What you’ll need:

papercut-valentines-day-card.jpg

TRACE

Print the template page at 100% on your home printer. Don’t scale or fit to the page.

 Cut around the dotted line. When printed at 100%, this square should measure 13.5cm x 13.5cm and fit a standard square greeting card.

Open your card and lay it down in front on you. On the left-hand side of the inside of the card, place your sheet of graphite paper face down and then lay your template on top of this. 

Trace along the lines of the template until the whole design has been transferred onto your card. If you need to peek to see if you’ve traced it all, just pinch one corner, making sure you have all the layers secure, and lift up the graphite paper.

papercut-valentines-day-card-blank.jpg
template-traced-onto-card.jpg
tracing-template-for-papercut-cards.jpg
cutting-out-template.jpg

CUT

Get your scalpel and start cutting! It’s important to always cut towards your body when paper-cutting. Using a fresh, sharp blade is also important in order to get clean cuts. Rotate the card as you work around the design. Remember to cut along all the lines.

GLUE

Choose the backing paper and cut it to size once all the pieces of the design have been cut out. Carefully use a glue stick to apply glue around the edge of the card and along the chunkier parts of the design. You don’t want to get glue on the front of the card, so I usually just do a few dabs here and there in the middle so that the backing paper sticks down.

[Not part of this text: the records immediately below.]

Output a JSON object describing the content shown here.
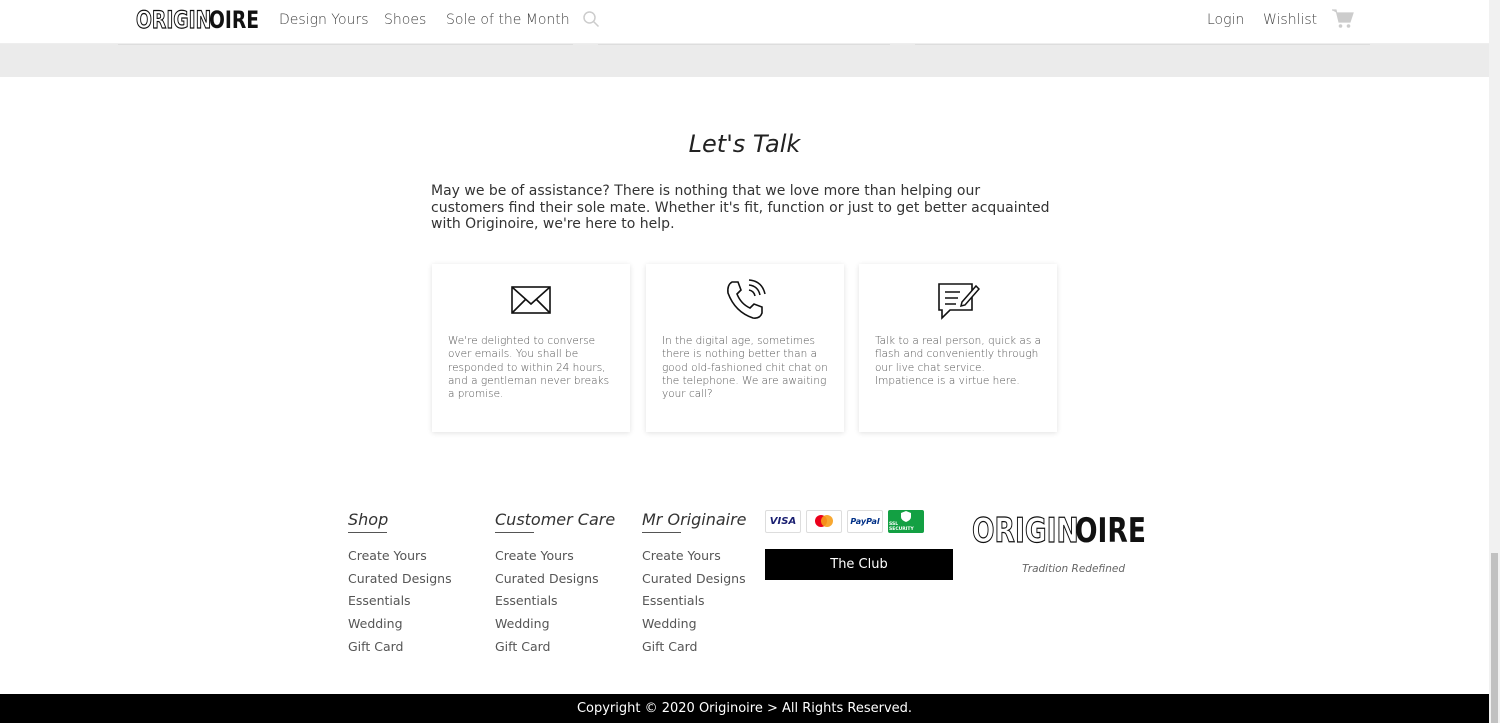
{
  "header": {
    "logo_outline": "ORIGIN",
    "logo_solid": "OIRE",
    "nav": [
      "Design Yours",
      "Shoes",
      "Sole of the Month"
    ],
    "login": "Login",
    "wishlist": "Wishlist"
  },
  "talk": {
    "title": "Let's Talk",
    "intro": "May we be of assistance? There is nothing that we love more than helping our customers find their sole mate. Whether it's fit, function or just to get better acquainted with Originoire, we're here to help.",
    "cards": [
      {
        "icon": "envelope-icon",
        "text": "We're delighted to converse over emails. You shall be responded to within 24 hours, and a gentleman never breaks a promise."
      },
      {
        "icon": "phone-icon",
        "text": "In the digital age, sometimes there is nothing better than a good old-fashioned chit chat on the telephone. We are awaiting your call?"
      },
      {
        "icon": "chat-icon",
        "text": "Talk to a real person, quick as a flash and conveniently through our live chat service. Impatience is a virtue here."
      }
    ]
  },
  "footer": {
    "columns": [
      {
        "heading": "Shop",
        "links": [
          "Create Yours",
          "Curated Designs",
          "Essentials",
          "Wedding",
          "Gift Card"
        ]
      },
      {
        "heading": "Customer Care",
        "links": [
          "Create Yours",
          "Curated Designs",
          "Essentials",
          "Wedding",
          "Gift Card"
        ]
      },
      {
        "heading": "Mr Originaire",
        "links": [
          "Create Yours",
          "Curated Designs",
          "Essentials",
          "Wedding",
          "Gift Card"
        ]
      }
    ],
    "payment_badges": [
      "VISA",
      "mastercard",
      "PayPal",
      "SSL SECURITY"
    ],
    "club_button": "The Club",
    "logo_outline": "ORIGIN",
    "logo_solid": "OIRE",
    "tagline": "Tradition Redefined",
    "copyright": "Copyright © 2020 Originoire > All Rights Reserved."
  }
}
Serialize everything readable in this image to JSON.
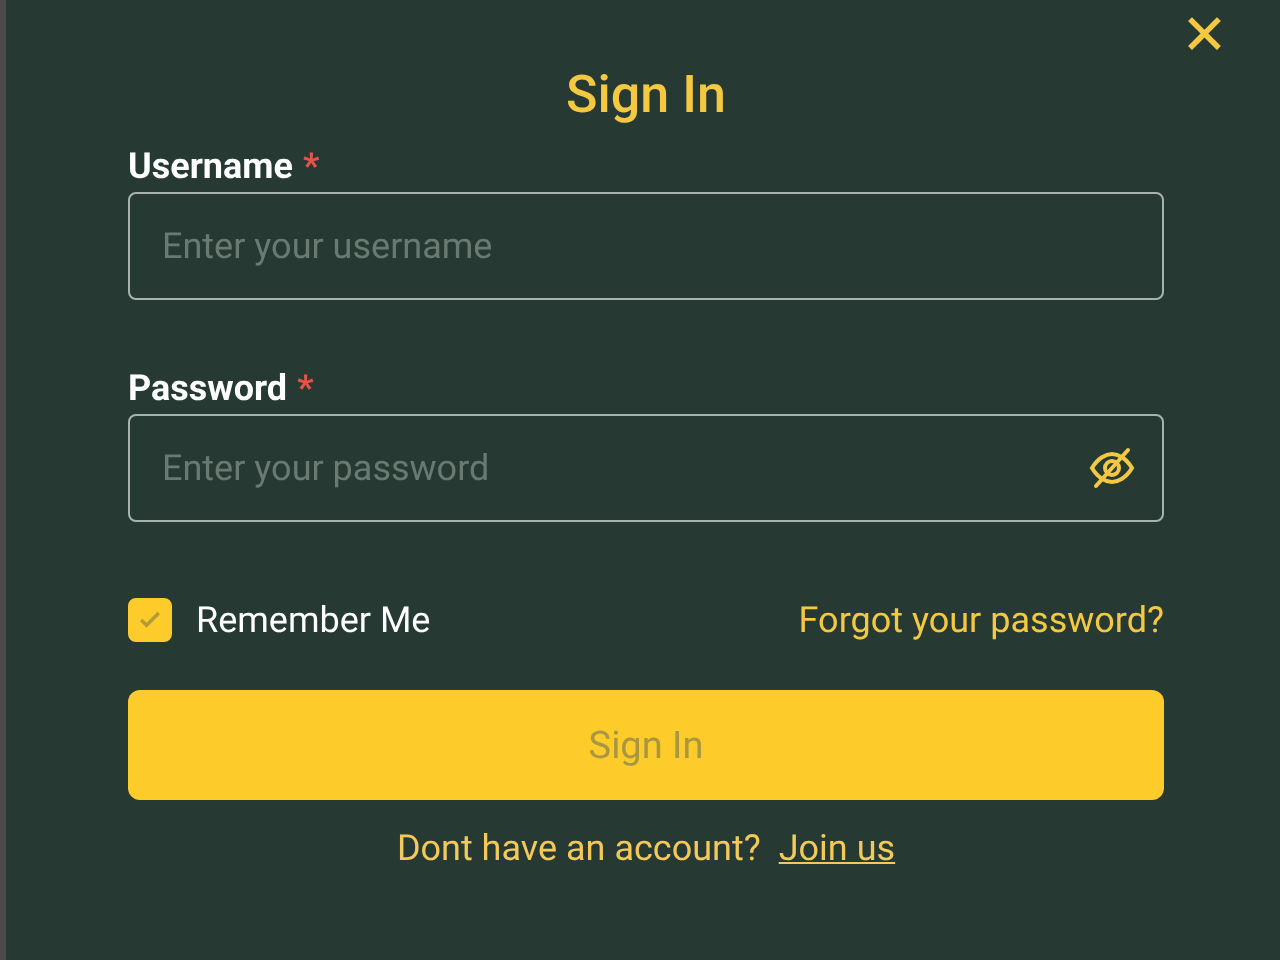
{
  "dialog": {
    "close_icon": "✕",
    "title": "Sign In"
  },
  "fields": [
    {
      "kind": "text",
      "label": "Username",
      "required_mark": "*",
      "placeholder": "Enter your username"
    },
    {
      "kind": "password",
      "label": "Password",
      "required_mark": "*",
      "placeholder": "Enter your password"
    }
  ],
  "remember": {
    "label": "Remember Me",
    "checked": true
  },
  "forgot_link": "Forgot your password?",
  "submit": {
    "label": "Sign In",
    "disabled": true
  },
  "footer": {
    "text": "Dont have an account?",
    "link": "Join us"
  }
}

papercut-valentines-day-card-all-done.jpg
glueing-the-card.jpg

Place your card underneath a few heavy books until dry.

TA-DA! That’s it. Write a mushy note inside for your #1 and tell then why you love them!